Here’s what Denverites who never visited Rebel over the course of the restaurant’s three years in business have missed: one heck of a good time, courtesy of chef-owners Bo Porytko and Dan Lasiy. Tiki, ramen, dim sum, and night-market pop-ups. Goat roasts and prom nights. Comedy shows and Filipino feasts.
They missed Porytko’s head on a platter, neck spurting blood, during the murder-mystery–themed first-anniversary bash, and the karaoke party where Lasiy recalls “running up and down the restaurant shirtless like Bruce Dickinson, singing Iron Maiden.”
They lost out on the chugging contests Porytko liked to challenge guests to. “Bo’s an amazing chugger. It’s unreal,” says Lasiy. Apparently it runs in the family; Porytko confesses, “My mom’s really good at it too. She used to win all the contests.”
Sadly, fun doesn’t pay the bills, and financial constraints due in part to area construction led to the decision to close the restaurant’s doors on August 4. But while it lasted, here’s the most important thing those who never dined at Rebel missed: Some of the most uncompromisingly original dishes this city has ever seen.
Tripe poutine in foie gras gravy. Chicken-fried head cheese and Nashville hot oysters. Gourmet shit on a shingle. Some 100 different kinds of pierogi, each more original than the last. Desserts such as the deconstructed PB&J: Peanut-butter marshmallows with grape-jelly ice cream in Wonder Bread purée. And then there’s the roasted half pig’s head, which Porytko describes as a “microcosm of the whole animal — the cheek is like belly, the tongue is like tenderloin, the skin is chicharrón. The idea is that, in the head, diners get to eat the whole pig.” Sometimes it even came with brain sauce.
In short, Rebel wasn’t just a restaurant: It was a clubhouse for culinary weirdos, a sanctuary for anyone who sought an eye-popping, taste bud-scrambling, mind-bending experience more than just a meal. Here, Porytko and Lasiy say so long but hopefully not goodbye.
You grew up together in New Jersey, but you’d never shared a professional kitchen before Rebel. How did your creative process as a team develop?
Porytko: We have pretty similar thought processes, but our approaches are different enough that you can probably tell which dishes are mine and his once you’ve known us a while. I tend to push things a little too far and make them too dramatic, and he’s good at making simple things complex. Like the fried cauliflower head. There’s like three or four components on there but it’s super-bright, it’s got great texture, it’s just perfect.

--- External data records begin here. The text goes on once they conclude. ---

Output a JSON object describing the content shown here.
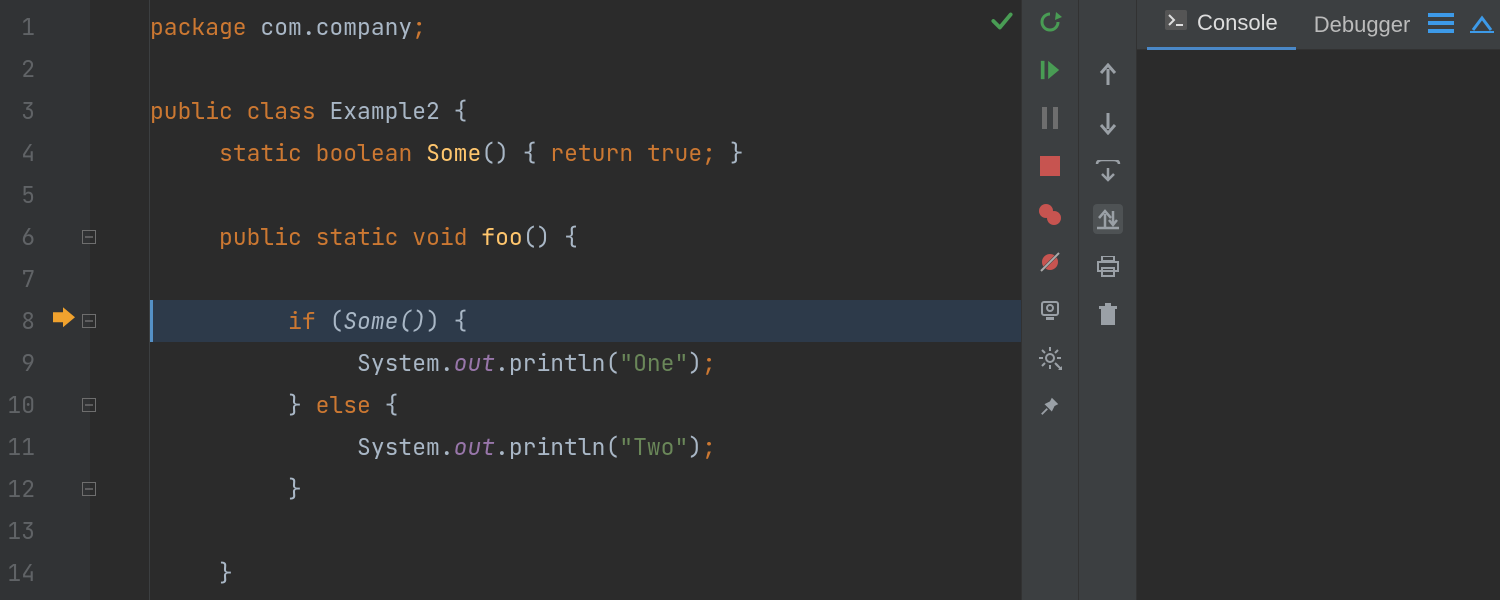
{
  "editor": {
    "lines": [
      {
        "num": "1",
        "fold": false,
        "arrow": false
      },
      {
        "num": "2",
        "fold": false,
        "arrow": false
      },
      {
        "num": "3",
        "fold": false,
        "arrow": false
      },
      {
        "num": "4",
        "fold": false,
        "arrow": false
      },
      {
        "num": "5",
        "fold": false,
        "arrow": false
      },
      {
        "num": "6",
        "fold": true,
        "arrow": false
      },
      {
        "num": "7",
        "fold": false,
        "arrow": false
      },
      {
        "num": "8",
        "fold": true,
        "arrow": true
      },
      {
        "num": "9",
        "fold": false,
        "arrow": false
      },
      {
        "num": "10",
        "fold": true,
        "arrow": false
      },
      {
        "num": "11",
        "fold": false,
        "arrow": false
      },
      {
        "num": "12",
        "fold": true,
        "arrow": false
      },
      {
        "num": "13",
        "fold": false,
        "arrow": false
      },
      {
        "num": "14",
        "fold": false,
        "arrow": false
      }
    ],
    "code": {
      "l1": {
        "kw1": "package",
        "space": " ",
        "id": "com.company",
        "semi": ";"
      },
      "l3": {
        "kw1": "public",
        "kw2": "class",
        "cls": "Example2",
        "brace": "{"
      },
      "l4": {
        "kw1": "static",
        "kw2": "boolean",
        "mth": "Some",
        "parens": "()",
        "brace1": "{",
        "kw3": "return",
        "kw4": "true",
        "semi": ";",
        "brace2": "}"
      },
      "l6": {
        "kw1": "public",
        "kw2": "static",
        "kw3": "void",
        "mth": "foo",
        "parens": "()",
        "brace": "{"
      },
      "l8": {
        "kw1": "if",
        "open": "(",
        "call": "Some",
        "callp": "()",
        ")": ")",
        "brace": "{"
      },
      "l9": {
        "sys": "System",
        "dot1": ".",
        "out": "out",
        "dot2": ".",
        "println": "println",
        "open": "(",
        "str": "\"One\"",
        "close": ")",
        "semi": ";"
      },
      "l10": {
        "brace": "}",
        "kw": "else",
        "brace2": "{"
      },
      "l11": {
        "sys": "System",
        "dot1": ".",
        "out": "out",
        "dot2": ".",
        "println": "println",
        "open": "(",
        "str": "\"Two\"",
        "close": ")",
        "semi": ";"
      },
      "l12": {
        "brace": "}"
      },
      "l14": {
        "brace": "}"
      }
    }
  },
  "tabs": {
    "console": "Console",
    "debugger": "Debugger"
  }
}
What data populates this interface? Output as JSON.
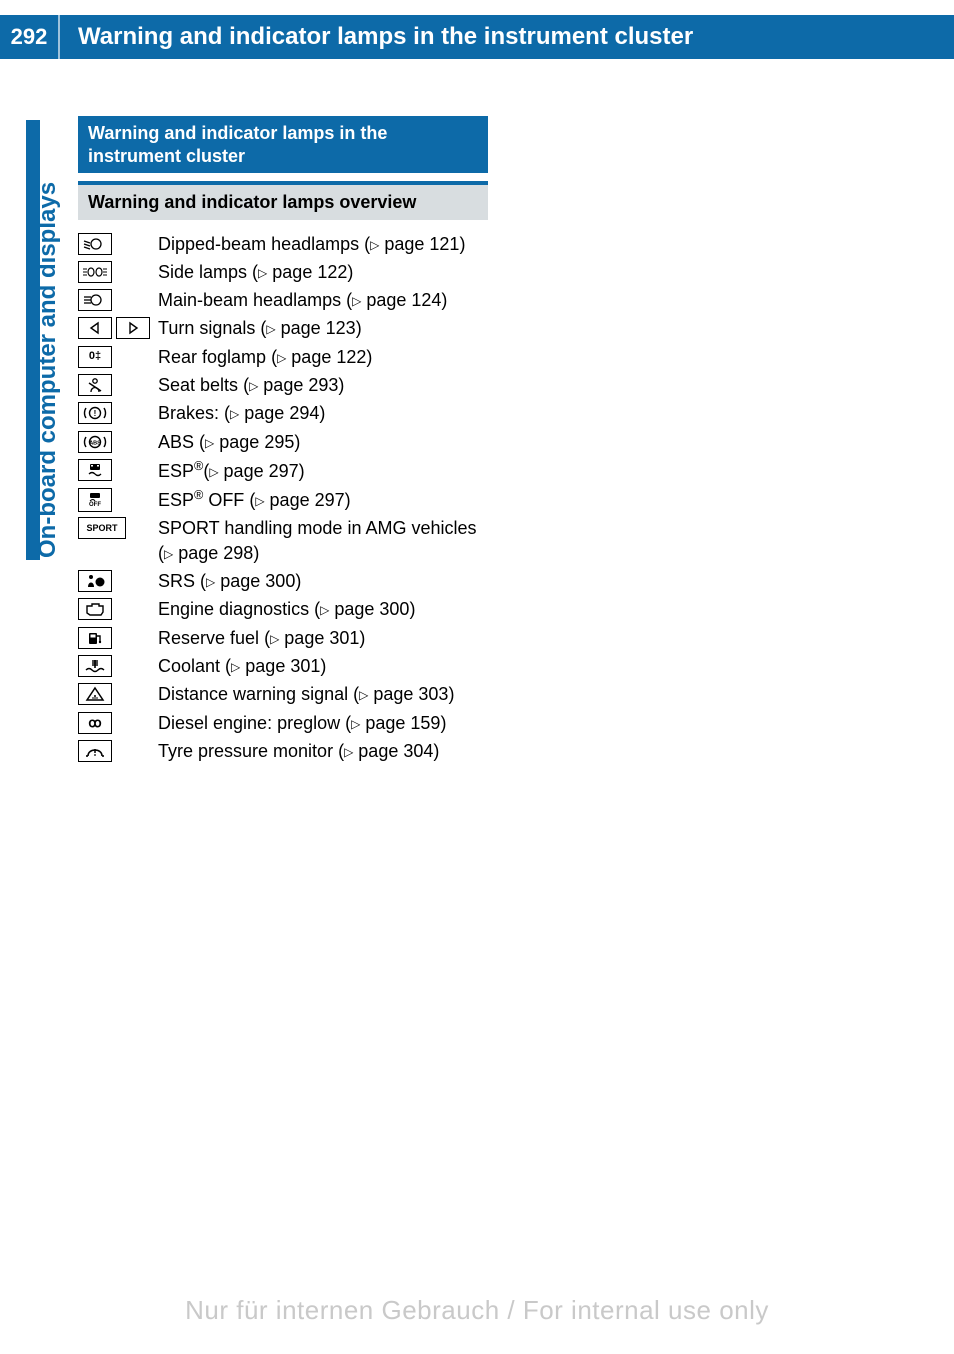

Those are the things Dan teaches me.
Lasiy: We align in terms of wanting something different, but for me it’s more the brotherly aspect. When we started, we were like, no matter what happens, we want to remain friends. And that’s been an underlying force since we were kids.
Looking back, what are some of the things you’re proudest of?
Lasiy: The fact that Westword had an elected public official sign a piece of paper that said we were “the best place to get head in Denver” was amazing.
Porytko: I like the fact that we got a cease-and-desist letter from Runza [for using the trademarked word for the bierock sandwich on one of their menus].
Lasiy: And the overall support from the community. You can’t please everyone, but we do this because we still want to, in whatever fucked up way we can. From day one to the day we decided to close, the love we’ve gotten from everyone is awesome.
Porytko: We constantly have people buying shots for us. I’ve never been at a place where people assume we want to drink as much as at this restaurant.
Lasiy: But that’s because we put ourselves out there. You don’t see that in other restaurants. We wanted to interact with everyone.
Porytko: It was literally built into our business plan, that sense of camaraderie. I can’t tell you how many of our regulars are now good friends. That’s one thing I’m definitely proud of, the community we’ve created. The only thing we didn’t accomplish was making money. There was the possibility of having investors, but then they’d have a lot of control.
Lasiy: There were too many times when we were like, oh shit, this is getting tight. But we want to do this on our own terms, and that’s why asking a bigger investor for money is not something we want to do.
Porytko: Knowing that something like a broken walk-in would be so devastating that we might not be able to make payroll — that became scary enough that we just had to call it quits.
Are you already working on ideas for your next venture?
Lasiy: That never stops. It’s the curse of being in a creative field. You can never shut it off. But I’m done with working in restaurants for a while. I’ve been doing it for almost 20 years. Right now my mind is polluted. I just need to step back and figure out what I want to do.
Porytko: I definitely want to do another restaurant, but Dan’s been cooking for eight years longer than me. That’s eight more years to feel jaded. I also have an idea for a pop-up, a wildly ambitious project that would mean not just me but like a whole team of people.
Lasiy: The ideal scenario for me would be to buy an RV, travel the country, do pop-ups with all my friends in different cities, and write about it. To be the next Anthony Bourdain without the heroin and depression.
Portyko: I don’t think you can get there without the heroin and depression. But we’re also happy to pass the torch to people from the neighborhood. To sell to the people at Nocturne is a lot better than this space getting knocked down and turned into micro-apartments.